Consumers in the United States have been witnessing the gradual disappearance of old general-purpose incandescent light bulbs from store shelves since 2012. This is happening because of the adoption of the Energy Independence and Security Act of 2007, which bans the manufacture and sale of certain bulbs. The 100-watt bulb was the first to go, phased out in 2012. It was followed by the 75-watt bulb this year. Now, as 2014 begins, 40- and 60-watt bulbs will begin to disappear as well. Retailers will be able to sell existing inventory, but no new bulbs with these wattages will be made.
The other day I found myself at a loss in the light bulb aisle of my hardware store. I might as well have been shopping for a carburetor. There were too many options with too many symbols and verbiage that I couldn’t decipher (LED, CFL, halogen, lumens, Kelvin, CRI), not to mention all of the various brands (GE, Philips, Cree, EcoSmart — each with its own packaging lingo). Since when do you need an electrical engineering degree to buy a light bulb?
Q. I’m replacing the lights in my home before putting it on the market. Is it better to install LED fixtures, if it’s true that incandescent bulbs are being phased out?
A. From a sales perspective, high-efficiency LED lighting is a nice perk, said Ron Lense, an associate real estate broker at Douglas Elliman in Manhattan. But it may not significantly affect your selling price.
“Everybody loves going green,” he said. “They just don’t necessarily want to pay a lot of extra money for it.”
LED lighting is becoming increasingly popular, he said, and if you install it now, “you’ll be ahead of the curve.” Just be cautious about the fixtures you choose, “because this is emerging technology that is quickly changing.” Continue reading

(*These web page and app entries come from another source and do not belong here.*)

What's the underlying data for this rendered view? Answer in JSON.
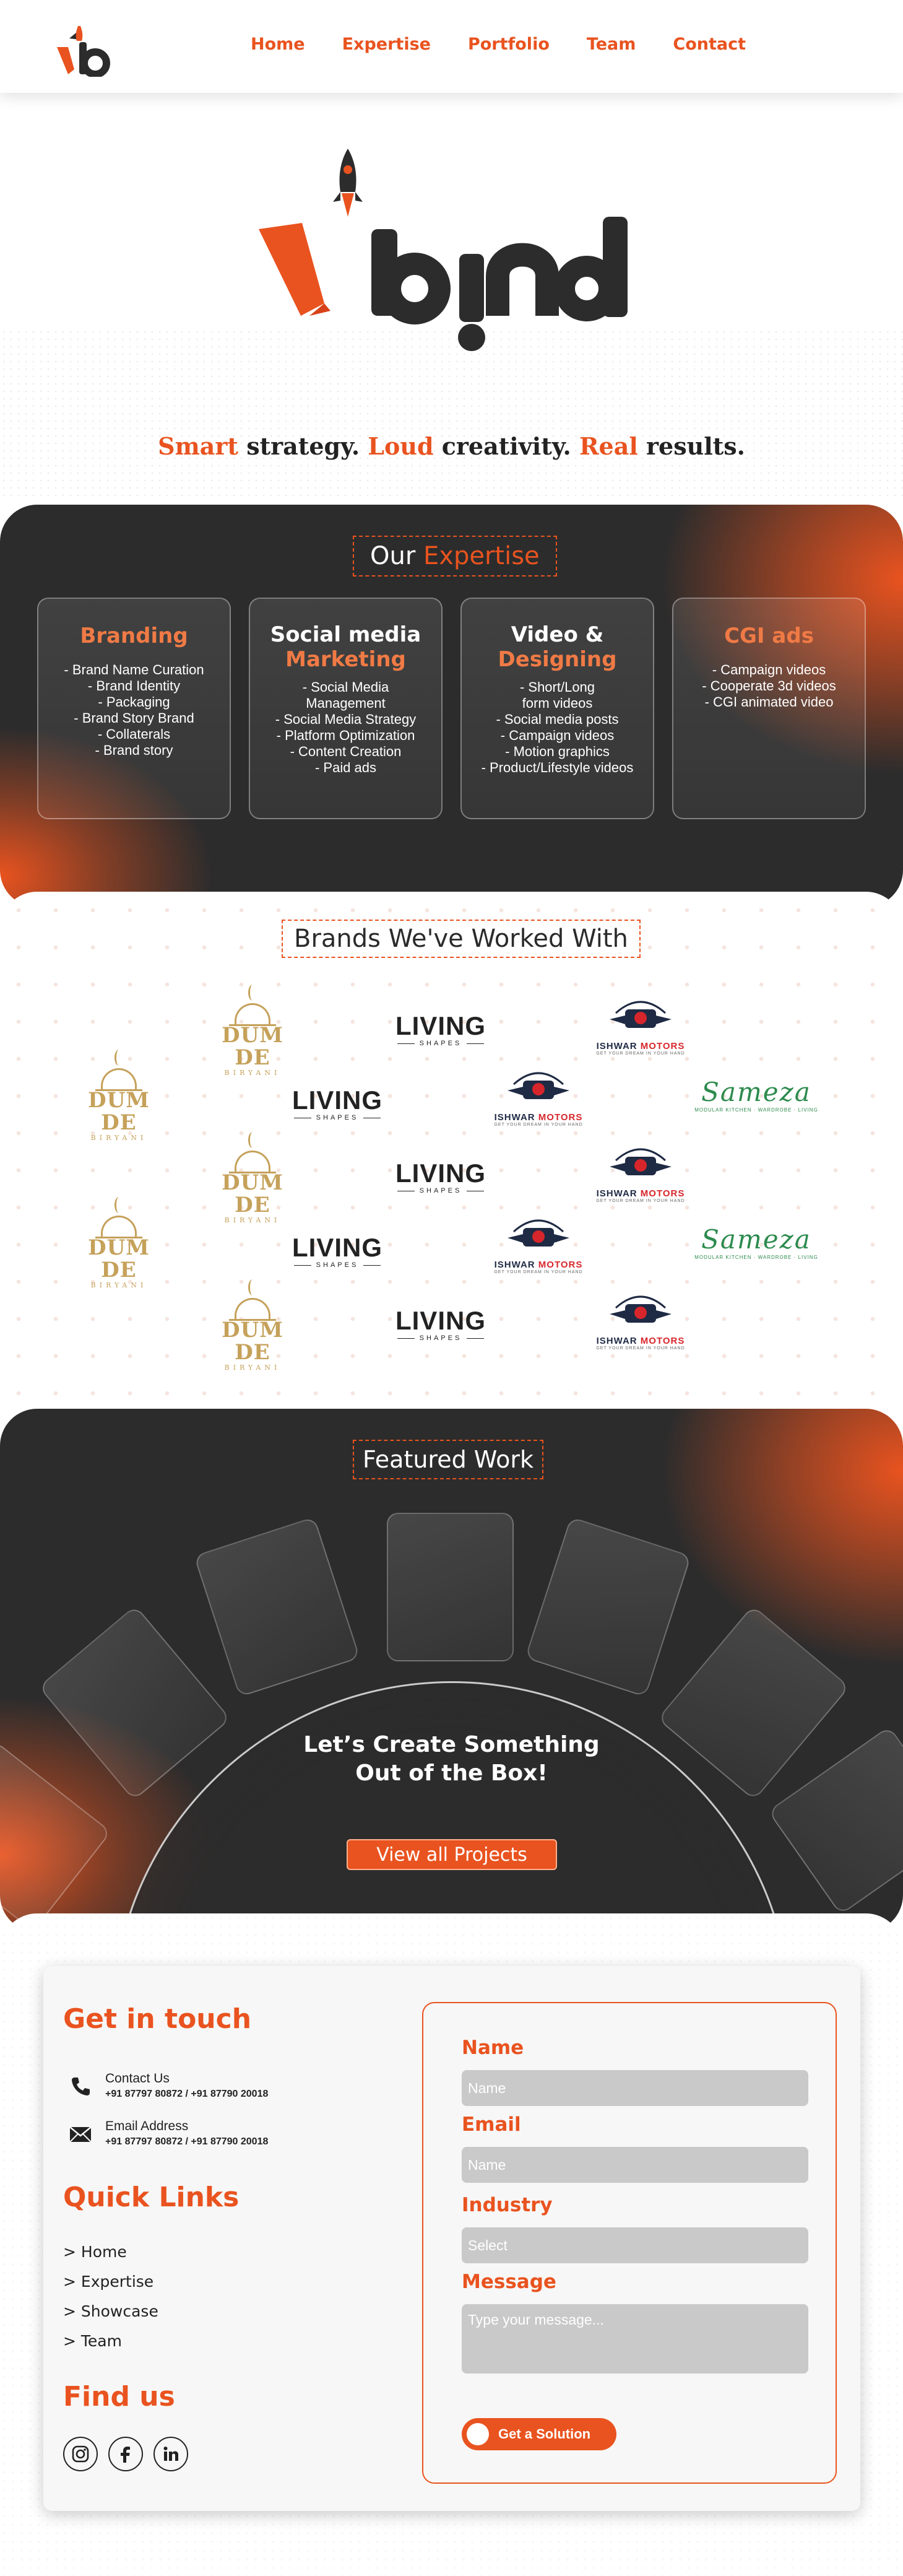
{
  "brand": {
    "logo_text": "vbind",
    "accent": "#E9531F",
    "dark": "#2C2C2C"
  },
  "nav": {
    "links": [
      "Home",
      "Expertise",
      "Portfolio",
      "Team",
      "Contact"
    ]
  },
  "hero": {
    "tagline": {
      "w1": "Smart",
      "t1": " strategy. ",
      "w2": "Loud",
      "t2": " creativity. ",
      "w3": "Real",
      "t3": " results."
    }
  },
  "expertise": {
    "title_a": "Our ",
    "title_b": "Expertise",
    "cards": [
      {
        "title_a": "Branding",
        "title_b": "",
        "items": [
          "- Brand Name Curation",
          "- Brand Identity",
          "- Packaging",
          "- Brand Story Brand",
          "- Collaterals",
          "- Brand story"
        ]
      },
      {
        "title_a": "Social media",
        "title_b": "Marketing",
        "items": [
          "- Social Media",
          "Management",
          "- Social Media Strategy",
          "- Platform Optimization",
          "- Content Creation",
          "- Paid ads"
        ]
      },
      {
        "title_a": "Video &",
        "title_b": "Designing",
        "items": [
          "- Short/Long",
          "form videos",
          "- Social media posts",
          "- Campaign videos",
          "- Motion graphics",
          "- Product/Lifestyle videos"
        ]
      },
      {
        "title_a": "CGI ads",
        "title_b": "",
        "items": [
          "- Campaign videos",
          "- Cooperate 3d videos",
          "- CGI animated video"
        ]
      }
    ]
  },
  "brands": {
    "title": "Brands We've Worked With",
    "dumde": {
      "name": "DUM DE",
      "sub": "BIRYANI"
    },
    "living": {
      "name": "LIVING",
      "sub": "SHAPES"
    },
    "ishwar": {
      "name_a": "ISHWAR ",
      "name_b": "MOTORS",
      "sub": "GET YOUR DREAM IN YOUR HAND"
    },
    "sameza": {
      "name": "Sameza",
      "sub": "MODULAR KITCHEN · WARDROBE · LIVING"
    }
  },
  "featured": {
    "title": "Featured Work",
    "heading_line1": "Let’s Create Something",
    "heading_line2": "Out of the Box!",
    "button": "View all Projects"
  },
  "contact": {
    "get_in_touch": "Get in touch",
    "phone_label": "Contact Us",
    "phone_value": "+91 87797 80872 / +91 87790 20018",
    "email_label": "Email Address",
    "email_value": "+91 87797 80872 / +91 87790 20018",
    "quick_links_title": "Quick Links",
    "quick_links": [
      "> Home",
      "> Expertise",
      "> Showcase",
      "> Team"
    ],
    "find_us": "Find us",
    "social_icons": [
      "instagram-icon",
      "facebook-icon",
      "linkedin-icon"
    ]
  },
  "form": {
    "name_label": "Name",
    "name_placeholder": "Name",
    "email_label": "Email",
    "email_placeholder": "Name",
    "industry_label": "Industry",
    "industry_placeholder": "Select",
    "message_label": "Message",
    "message_placeholder": "Type your message...",
    "submit": "Get a Solution"
  }
}
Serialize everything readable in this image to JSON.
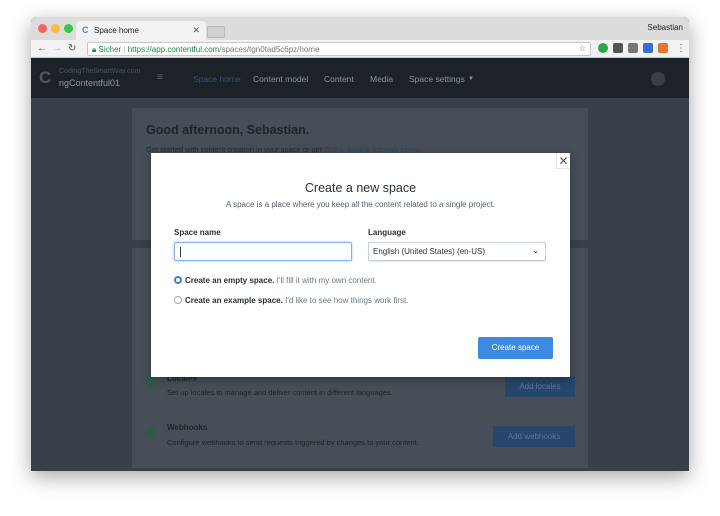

As the original developer of all their residential properties, Kaiserman Properties knows each unit down to the stud. With a portfolio consisting of urban high-rise and suburban garden and townhome apartment units, Kaiserman caters to the housing needs of a wide variety of residents. Those who call their communities home—from established families to single graduate students to empty nesters – know they can rely on management and maintenance staff to ensure they have a quiet, comfortable, safe place to live. Their residential communities are created to provide the best value to the most discerning renters.
Recently school use of LED lighting has been the subject of conversation for school officials and policymakers who hope to cash in on the cost savings and other benefits of using LED. Even though this topic is popular now, educational institutions have slowly and quietly been moving to LED lighting for several years with a great reception from teachers, students and administrators.
Technology Foundation STW and Philips has officially launched its “Advanced Sustainable Lighting Solutions” partnership to meet the growing demand for sustainable lighting with the approval of eight research projects.
By 2050, the world’s lighting consumption is expected to have increased threefold. Continue reading
100 watt incandescent light bulbs are no longer being manufactured. From now until 2014, standard A-line 100 to 40 watt incandescent light bulbs must use 30% less energy but produce the same amount of light that incandescent bulbs use today. Continue reading